Management has focused on improving returns by reducing capital intensity and cutting costs. At the company’s IPO, management set the goal of improving the company’s return on equity (ROE) from 8.3% in 2012 to 12% to 13% by 2016. One of the main tools Voya’s management has used to improve returns is to change the company’s focus from top-line growth and market share ranking towards measuring risk-adjusted returns, growth in distributable earnings, and sales with above target returns.
Management was able to hit their 2016 ROE goal two years early by posting a 12.1% ROE in 2014. At the company’s 2015 Analyst Meeting, management raised the bar by setting a 2018 ROE target of 13.5% to 14.5%. To hit the 2018 ROE target, management has begun focusing on reducing costs by reducing the complexity of Voya’s operations. We believe this improvement in ROE is important for driving the company’s stock price and valuation higher.
Voya’s valuation is very cheap. If you look at the graph below, you can see Voya currently trades at just under 0.6x book value. For the majority of the time since its IPO, Voya’s stock has traded 80% to 90% of book value. Voya would have to increase 40% just to get back to this valuation range. Voya has steadily increased its book value since coming public through retained earnings and repurchasing stock at a discount to book value. The large step up in book value at the end of 2014 was due to reversing the valuation allowance for its deferred tax asset. In the graph, we see that Voya’s stock price peaked last summer but its book value per share continues to grow.
Source: Company reports, Bloomberg.
As mentioned, Voya management has had a strong commitment to returning capital to shareholders. In less than 3 years since its IPO, Voya‘s management has repurchased 20% of the company’s shares. For example in 2015, the company spent almost $1.5 billion to repurchase 12% of shares. We expect the company to repurchase a similar dollar amount in 2016. With the stock at its current discount to book value, we expect the repurchases this year to help drive book value higher.

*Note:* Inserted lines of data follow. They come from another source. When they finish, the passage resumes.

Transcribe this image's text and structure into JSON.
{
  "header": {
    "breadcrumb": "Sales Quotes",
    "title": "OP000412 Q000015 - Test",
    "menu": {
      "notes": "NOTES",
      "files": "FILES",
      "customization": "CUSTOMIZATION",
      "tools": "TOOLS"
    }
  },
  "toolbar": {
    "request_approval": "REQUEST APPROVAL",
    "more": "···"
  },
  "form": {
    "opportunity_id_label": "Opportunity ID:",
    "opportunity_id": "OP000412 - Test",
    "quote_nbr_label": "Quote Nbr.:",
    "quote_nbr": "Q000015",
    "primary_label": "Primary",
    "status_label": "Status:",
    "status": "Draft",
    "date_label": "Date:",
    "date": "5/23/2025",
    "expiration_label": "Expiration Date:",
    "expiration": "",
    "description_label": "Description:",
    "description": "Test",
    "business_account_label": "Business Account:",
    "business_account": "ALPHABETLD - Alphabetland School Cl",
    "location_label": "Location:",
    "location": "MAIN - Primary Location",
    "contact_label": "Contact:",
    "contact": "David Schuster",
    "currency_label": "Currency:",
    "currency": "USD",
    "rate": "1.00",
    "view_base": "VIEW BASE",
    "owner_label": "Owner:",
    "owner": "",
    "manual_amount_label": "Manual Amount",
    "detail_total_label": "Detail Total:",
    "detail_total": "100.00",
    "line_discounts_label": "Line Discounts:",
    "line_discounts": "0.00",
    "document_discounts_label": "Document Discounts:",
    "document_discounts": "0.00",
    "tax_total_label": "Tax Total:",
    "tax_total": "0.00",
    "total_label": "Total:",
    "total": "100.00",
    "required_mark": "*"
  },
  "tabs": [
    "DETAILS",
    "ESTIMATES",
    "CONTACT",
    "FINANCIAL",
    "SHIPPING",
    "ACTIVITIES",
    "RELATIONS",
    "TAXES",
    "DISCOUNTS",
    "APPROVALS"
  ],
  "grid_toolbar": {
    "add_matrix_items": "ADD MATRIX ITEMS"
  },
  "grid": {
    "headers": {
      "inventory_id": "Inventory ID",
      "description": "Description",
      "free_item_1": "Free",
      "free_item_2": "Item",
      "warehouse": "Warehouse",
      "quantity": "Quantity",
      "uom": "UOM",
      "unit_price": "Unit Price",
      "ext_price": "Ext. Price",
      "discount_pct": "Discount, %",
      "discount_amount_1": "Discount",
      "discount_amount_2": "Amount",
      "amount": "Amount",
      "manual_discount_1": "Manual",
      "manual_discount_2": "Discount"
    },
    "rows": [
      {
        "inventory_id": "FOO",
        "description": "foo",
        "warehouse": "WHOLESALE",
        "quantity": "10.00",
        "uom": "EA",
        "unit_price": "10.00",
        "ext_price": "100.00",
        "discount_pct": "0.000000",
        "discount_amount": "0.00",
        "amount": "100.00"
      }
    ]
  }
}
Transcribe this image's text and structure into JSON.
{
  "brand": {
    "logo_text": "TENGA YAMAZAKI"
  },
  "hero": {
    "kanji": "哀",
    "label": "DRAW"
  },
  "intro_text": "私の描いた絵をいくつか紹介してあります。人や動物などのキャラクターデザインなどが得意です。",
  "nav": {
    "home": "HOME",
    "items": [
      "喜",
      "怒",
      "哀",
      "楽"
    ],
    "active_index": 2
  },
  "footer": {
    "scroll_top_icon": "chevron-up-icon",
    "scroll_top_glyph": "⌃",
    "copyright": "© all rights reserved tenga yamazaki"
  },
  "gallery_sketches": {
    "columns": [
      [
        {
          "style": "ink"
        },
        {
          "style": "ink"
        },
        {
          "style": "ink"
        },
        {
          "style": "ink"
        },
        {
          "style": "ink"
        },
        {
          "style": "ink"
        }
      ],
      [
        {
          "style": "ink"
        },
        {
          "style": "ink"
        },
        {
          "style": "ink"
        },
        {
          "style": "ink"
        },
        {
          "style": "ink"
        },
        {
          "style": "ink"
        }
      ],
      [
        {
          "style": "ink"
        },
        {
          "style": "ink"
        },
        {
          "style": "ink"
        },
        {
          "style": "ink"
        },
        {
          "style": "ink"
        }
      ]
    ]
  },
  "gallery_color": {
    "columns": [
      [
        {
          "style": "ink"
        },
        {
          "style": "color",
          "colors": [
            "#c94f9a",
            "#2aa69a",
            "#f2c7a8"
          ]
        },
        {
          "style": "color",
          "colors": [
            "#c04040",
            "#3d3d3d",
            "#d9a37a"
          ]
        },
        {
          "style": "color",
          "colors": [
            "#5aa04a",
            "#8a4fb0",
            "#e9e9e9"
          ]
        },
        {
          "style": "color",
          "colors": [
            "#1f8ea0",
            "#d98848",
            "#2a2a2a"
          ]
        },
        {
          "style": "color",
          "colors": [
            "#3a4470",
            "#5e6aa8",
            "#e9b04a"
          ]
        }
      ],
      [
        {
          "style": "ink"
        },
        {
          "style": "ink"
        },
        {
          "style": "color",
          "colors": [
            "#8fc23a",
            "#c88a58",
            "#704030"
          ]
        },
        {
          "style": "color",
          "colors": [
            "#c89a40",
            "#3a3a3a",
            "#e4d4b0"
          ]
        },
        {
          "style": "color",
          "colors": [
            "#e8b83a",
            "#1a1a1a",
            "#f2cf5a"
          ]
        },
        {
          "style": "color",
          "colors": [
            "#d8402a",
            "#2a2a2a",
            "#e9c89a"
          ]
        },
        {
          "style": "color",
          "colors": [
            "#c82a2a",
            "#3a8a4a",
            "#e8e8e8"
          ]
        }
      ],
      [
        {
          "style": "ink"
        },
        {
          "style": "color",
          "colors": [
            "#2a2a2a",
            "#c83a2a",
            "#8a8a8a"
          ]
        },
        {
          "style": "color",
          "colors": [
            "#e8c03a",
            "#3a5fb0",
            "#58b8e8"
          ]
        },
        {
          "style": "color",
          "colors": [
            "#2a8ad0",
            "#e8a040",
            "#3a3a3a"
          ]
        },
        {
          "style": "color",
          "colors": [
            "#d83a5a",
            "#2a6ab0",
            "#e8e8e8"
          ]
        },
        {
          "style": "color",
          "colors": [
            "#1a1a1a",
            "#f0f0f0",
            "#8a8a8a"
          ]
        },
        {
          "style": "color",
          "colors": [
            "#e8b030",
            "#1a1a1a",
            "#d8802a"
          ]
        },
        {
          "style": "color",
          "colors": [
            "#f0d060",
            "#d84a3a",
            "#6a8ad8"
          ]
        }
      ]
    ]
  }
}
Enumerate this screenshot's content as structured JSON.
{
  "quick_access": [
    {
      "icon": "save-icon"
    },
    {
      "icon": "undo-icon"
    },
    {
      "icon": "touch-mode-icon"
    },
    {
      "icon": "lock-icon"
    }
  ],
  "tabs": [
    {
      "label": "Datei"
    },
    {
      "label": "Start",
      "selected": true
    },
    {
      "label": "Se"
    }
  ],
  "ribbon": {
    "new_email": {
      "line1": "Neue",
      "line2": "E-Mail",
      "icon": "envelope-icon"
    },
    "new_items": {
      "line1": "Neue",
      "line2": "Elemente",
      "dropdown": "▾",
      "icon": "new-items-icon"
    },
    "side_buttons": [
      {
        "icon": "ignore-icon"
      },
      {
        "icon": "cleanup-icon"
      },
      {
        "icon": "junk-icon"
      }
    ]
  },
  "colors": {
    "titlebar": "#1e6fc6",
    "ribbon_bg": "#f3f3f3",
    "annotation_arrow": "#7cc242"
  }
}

We believe as Voya reports increasing returns on capital, continues to run-off of the closed block of variable annuity policies, and continues to repurchase shares that Voya’s stock price will approach its $58 book value.
Disclaimer: The discussion of any security is meant solely as an illustration of our investment and thought process and should NOT be considered as a recommendation or suggestion to buy or sell any securities. Before you make any investment, do your own research and talk to your own financial adviser. Information in this report is received from external sources. Therefore, we can make no guarantee as to the completeness or accuracy of the information provided.